Trails can be taken from the campground to the old fort. Most, but not all of the fort is in the state park. The parts of the old fort not in the state park are privately owned.
The historic site public restrooms have been closed for some time. Visitors may want to stop off at other areas of the park to use the facilities before spending time in the historic site are.
Visitors do have the option of using portable restrooms. These were cleaner than ones provided at county fairs. Still, there is that yuck factor.
The museum was spartan but satisfactory.
The gift shop had great t-shirts. I bought an Oregon sticker.
The above cannonball dates from the civil war era. In the civil war era, the three forts with one mile range could have protected the Columbia River entrance.
The above mannequin represents a soldier, sitting at the top of a tower, using a WW II optical instrument to measure the distance, direction and height of a target vessel in the mouth of the Columbia. Gunners use this information to aim the big guns.
The guns, called rifles, were loaded and aimed in their down position where they couldn’t be seen by the enemy. Before firing, the guns would pop up, clearing the wall in front, then fire at the enemy and pop back down out of site.
The complex process of loading the gun required a number of soldiers working together. Pictures at the museum showed ten plus men at work loading the weapon. Between firing, the breach and barrel are cleaned and cleared of any materials. Hot cruft in the shaft can prematurely ignite the powder killing all the people getting the gun ready to fire.
After cleaning the breach and barrel, the projectile/bullet is loaded. Next comes the powder bag. This process is similar to how battleship guns are handled.
How the powder is actually lit, whether by an electric charge, primer of some other mechanism wasn’t discussed. Who would have thought firing a rifle could be so complicated?
On the ground level, the level below the guns, there were open doors leading into dank rooms and corridors.
Water dripped from the ceilings. Astoria, the nearest large town, receives, on average, 86 inches of rain each year.
Other batteries or gun emplacements are crumbling and falling down. Some of the gun emplacements date back to the civil war. The above one dates back to World War I.
The battery commander and mine observation stations have a commanding view of the Columbia River.

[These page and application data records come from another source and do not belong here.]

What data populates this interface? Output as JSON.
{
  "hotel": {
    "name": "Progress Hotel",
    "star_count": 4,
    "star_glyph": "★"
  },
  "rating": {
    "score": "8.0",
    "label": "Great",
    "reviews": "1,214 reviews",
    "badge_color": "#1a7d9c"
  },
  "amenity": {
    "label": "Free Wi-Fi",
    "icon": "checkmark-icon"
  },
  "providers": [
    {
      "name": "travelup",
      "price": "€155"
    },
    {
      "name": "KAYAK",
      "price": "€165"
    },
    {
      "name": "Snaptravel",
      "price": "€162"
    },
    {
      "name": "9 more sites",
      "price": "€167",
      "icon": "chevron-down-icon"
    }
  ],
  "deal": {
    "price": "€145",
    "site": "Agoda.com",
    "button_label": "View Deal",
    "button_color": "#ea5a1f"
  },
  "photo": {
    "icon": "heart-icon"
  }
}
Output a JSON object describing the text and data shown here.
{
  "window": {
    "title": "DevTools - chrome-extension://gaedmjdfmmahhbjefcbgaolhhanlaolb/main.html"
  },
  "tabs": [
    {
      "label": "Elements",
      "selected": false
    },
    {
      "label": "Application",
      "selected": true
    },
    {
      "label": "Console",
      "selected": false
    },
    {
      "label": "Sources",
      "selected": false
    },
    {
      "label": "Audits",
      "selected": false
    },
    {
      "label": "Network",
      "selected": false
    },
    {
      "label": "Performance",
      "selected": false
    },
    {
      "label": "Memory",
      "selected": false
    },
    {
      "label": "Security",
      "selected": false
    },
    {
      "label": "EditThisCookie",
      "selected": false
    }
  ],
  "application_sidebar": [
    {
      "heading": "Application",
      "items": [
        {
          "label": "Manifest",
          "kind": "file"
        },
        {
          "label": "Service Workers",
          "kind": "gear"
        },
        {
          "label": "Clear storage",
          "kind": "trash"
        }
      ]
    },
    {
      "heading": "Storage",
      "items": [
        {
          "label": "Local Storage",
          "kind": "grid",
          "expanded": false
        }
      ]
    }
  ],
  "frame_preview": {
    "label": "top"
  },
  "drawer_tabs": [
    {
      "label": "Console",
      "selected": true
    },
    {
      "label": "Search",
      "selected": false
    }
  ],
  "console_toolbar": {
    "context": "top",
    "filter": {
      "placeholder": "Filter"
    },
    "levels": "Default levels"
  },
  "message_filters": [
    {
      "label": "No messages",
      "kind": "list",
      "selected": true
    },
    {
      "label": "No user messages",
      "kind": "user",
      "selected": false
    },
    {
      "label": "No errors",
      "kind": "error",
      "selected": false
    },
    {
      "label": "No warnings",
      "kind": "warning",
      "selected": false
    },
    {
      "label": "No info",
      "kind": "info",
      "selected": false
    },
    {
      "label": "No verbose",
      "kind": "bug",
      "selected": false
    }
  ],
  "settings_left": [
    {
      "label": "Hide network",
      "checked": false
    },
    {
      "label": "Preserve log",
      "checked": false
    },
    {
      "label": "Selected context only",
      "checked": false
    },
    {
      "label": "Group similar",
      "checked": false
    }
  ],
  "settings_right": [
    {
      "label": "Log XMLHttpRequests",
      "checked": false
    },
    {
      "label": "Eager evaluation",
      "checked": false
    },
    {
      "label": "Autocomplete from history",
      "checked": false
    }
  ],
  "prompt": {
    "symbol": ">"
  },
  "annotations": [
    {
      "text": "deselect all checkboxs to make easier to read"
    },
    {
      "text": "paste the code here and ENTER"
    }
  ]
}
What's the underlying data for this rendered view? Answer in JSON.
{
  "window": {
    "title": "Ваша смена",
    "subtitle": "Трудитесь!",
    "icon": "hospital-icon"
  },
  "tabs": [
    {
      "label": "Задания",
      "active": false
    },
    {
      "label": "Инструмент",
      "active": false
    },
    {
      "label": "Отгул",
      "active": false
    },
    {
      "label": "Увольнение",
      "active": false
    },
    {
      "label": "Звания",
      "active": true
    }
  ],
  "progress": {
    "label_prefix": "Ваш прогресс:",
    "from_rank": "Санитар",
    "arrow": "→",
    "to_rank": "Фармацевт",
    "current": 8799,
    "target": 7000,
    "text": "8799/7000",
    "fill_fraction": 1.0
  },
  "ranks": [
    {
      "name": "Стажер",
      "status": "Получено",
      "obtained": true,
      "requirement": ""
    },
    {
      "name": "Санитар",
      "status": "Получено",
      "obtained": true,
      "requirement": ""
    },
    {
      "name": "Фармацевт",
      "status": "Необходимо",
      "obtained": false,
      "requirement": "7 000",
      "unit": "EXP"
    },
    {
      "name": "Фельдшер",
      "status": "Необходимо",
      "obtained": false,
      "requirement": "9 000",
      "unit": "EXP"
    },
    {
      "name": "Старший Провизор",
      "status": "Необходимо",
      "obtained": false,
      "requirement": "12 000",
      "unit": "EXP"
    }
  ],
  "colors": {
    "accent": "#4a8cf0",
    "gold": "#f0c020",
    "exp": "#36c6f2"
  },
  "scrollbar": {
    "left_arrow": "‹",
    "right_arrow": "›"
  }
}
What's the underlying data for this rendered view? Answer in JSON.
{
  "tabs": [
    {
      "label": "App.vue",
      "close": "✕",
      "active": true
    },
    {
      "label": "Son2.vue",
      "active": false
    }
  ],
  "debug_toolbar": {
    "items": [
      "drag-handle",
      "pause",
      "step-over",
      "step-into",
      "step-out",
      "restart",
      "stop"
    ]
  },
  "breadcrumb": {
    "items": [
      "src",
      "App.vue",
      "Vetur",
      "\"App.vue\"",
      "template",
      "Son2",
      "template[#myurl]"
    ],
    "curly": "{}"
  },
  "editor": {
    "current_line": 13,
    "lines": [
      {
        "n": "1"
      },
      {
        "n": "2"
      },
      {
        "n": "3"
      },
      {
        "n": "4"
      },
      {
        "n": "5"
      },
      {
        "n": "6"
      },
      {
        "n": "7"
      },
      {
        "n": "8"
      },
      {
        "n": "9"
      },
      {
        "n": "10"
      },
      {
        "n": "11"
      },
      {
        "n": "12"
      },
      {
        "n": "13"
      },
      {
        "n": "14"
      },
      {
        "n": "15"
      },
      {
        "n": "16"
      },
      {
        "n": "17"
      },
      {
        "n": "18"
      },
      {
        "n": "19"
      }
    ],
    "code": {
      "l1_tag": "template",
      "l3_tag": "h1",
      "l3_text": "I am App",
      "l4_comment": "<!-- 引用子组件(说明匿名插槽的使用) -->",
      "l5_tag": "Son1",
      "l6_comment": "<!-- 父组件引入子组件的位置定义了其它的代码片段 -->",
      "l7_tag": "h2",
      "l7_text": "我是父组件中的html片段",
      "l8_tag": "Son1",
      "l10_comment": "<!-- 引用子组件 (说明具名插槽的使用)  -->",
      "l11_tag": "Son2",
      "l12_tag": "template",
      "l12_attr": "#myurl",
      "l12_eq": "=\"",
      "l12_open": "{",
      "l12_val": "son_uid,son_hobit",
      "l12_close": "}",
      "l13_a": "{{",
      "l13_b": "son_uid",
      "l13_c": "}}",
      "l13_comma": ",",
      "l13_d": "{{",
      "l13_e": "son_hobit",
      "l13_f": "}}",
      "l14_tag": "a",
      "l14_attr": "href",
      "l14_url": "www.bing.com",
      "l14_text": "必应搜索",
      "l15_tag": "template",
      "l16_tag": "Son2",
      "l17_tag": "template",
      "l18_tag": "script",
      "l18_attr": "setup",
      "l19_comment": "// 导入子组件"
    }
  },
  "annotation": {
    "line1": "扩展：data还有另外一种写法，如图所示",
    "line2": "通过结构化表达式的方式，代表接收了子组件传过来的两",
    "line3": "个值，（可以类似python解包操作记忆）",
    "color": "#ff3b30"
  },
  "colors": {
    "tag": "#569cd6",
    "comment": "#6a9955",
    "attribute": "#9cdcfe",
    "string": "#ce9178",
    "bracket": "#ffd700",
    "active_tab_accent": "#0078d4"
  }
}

Since WW II, security threats to the USA have changed. Shore fortifications protecting against sea born attacks are no longer needed. Regardless, these fortifications helped us get to where we are today.
Hope to see you on the road ahead!